In the slot, Malachi Moore is likely the most talented player to patrol that spot, but Brian Branch saw the most action in this area this spring with Moore nursing an injury. Depending on Moore’s health status, these two could be most likely to be rotated around the defensive formation.
Alabama’s Safety position returns a lot of talent led by Broward County native, Jordan Battle, who is deemed one of the best draft-eligible players at the position along with Miami’s Bubba Bolden. After Battle, Demarcco Hellams should occupy the other starting safety position while Daniel Wright and Kristian Story are the next in line for reps at the position.
Key to Beating the DBs: This is OC, Rhett Lashlee’s, chance to shine with the uptempo spread offense.
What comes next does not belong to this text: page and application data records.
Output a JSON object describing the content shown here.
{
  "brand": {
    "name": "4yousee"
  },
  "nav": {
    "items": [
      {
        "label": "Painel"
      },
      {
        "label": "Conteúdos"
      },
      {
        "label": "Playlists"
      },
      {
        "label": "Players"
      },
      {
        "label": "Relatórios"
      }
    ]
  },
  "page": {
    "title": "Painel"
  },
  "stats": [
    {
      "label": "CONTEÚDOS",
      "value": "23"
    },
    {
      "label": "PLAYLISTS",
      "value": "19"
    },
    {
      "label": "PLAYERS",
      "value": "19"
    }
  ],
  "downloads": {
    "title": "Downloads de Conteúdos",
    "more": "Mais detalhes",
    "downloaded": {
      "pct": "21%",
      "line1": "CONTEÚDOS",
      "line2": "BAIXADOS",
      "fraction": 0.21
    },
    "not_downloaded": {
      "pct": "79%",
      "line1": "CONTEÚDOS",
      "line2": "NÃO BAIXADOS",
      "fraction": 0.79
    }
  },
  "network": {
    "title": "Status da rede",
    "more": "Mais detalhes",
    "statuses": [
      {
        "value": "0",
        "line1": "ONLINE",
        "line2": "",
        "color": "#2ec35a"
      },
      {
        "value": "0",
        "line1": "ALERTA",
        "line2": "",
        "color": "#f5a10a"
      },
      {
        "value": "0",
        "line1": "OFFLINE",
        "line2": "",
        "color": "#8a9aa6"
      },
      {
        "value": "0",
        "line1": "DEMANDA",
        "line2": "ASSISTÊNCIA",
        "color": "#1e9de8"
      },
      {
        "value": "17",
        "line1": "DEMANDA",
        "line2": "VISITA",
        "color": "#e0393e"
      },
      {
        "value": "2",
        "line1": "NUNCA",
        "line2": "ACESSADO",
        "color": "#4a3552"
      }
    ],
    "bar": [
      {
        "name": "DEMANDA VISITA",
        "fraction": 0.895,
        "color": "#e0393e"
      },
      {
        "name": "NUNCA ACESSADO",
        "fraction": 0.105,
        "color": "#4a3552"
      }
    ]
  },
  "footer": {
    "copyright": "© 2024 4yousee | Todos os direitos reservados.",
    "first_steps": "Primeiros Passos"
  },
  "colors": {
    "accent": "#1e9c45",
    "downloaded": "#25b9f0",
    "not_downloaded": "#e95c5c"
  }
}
All signs point to the fact that the pass catchers are thriving in camp led by the leader of the group, Mike Harley Jr. It would make the most sense for Jobe to be matched up on Miami receiver, Charleston Rambo, due to Rambo’s length and the fact he’ll be the top receiver lined up on the outside throughout the game. Harley should see his fair share of Moore in the slot. Beyond the lethal duo, the young freshman and sophomore receivers could see a lot of action, as well as tight end Will Mallory.
Special Teams: Alabama returns placekicker, Will Reichard, who was the first kicker in the program’s history to connect on every field goal and PAT he attempted after he hit all 14 field goals and all 84 PATs (52-yard long). The Tide welcome Troy transfer, Jack Martin, who averaged 46.1 yards per punt (13 inside the 20) and also handled kickoff duties.
Looks good on paper, but I’ll take Lou Hedley and a Borregales any day of the week.
Check back in tomorrow for Part Three focusing on the Keys to the Game and Prediction.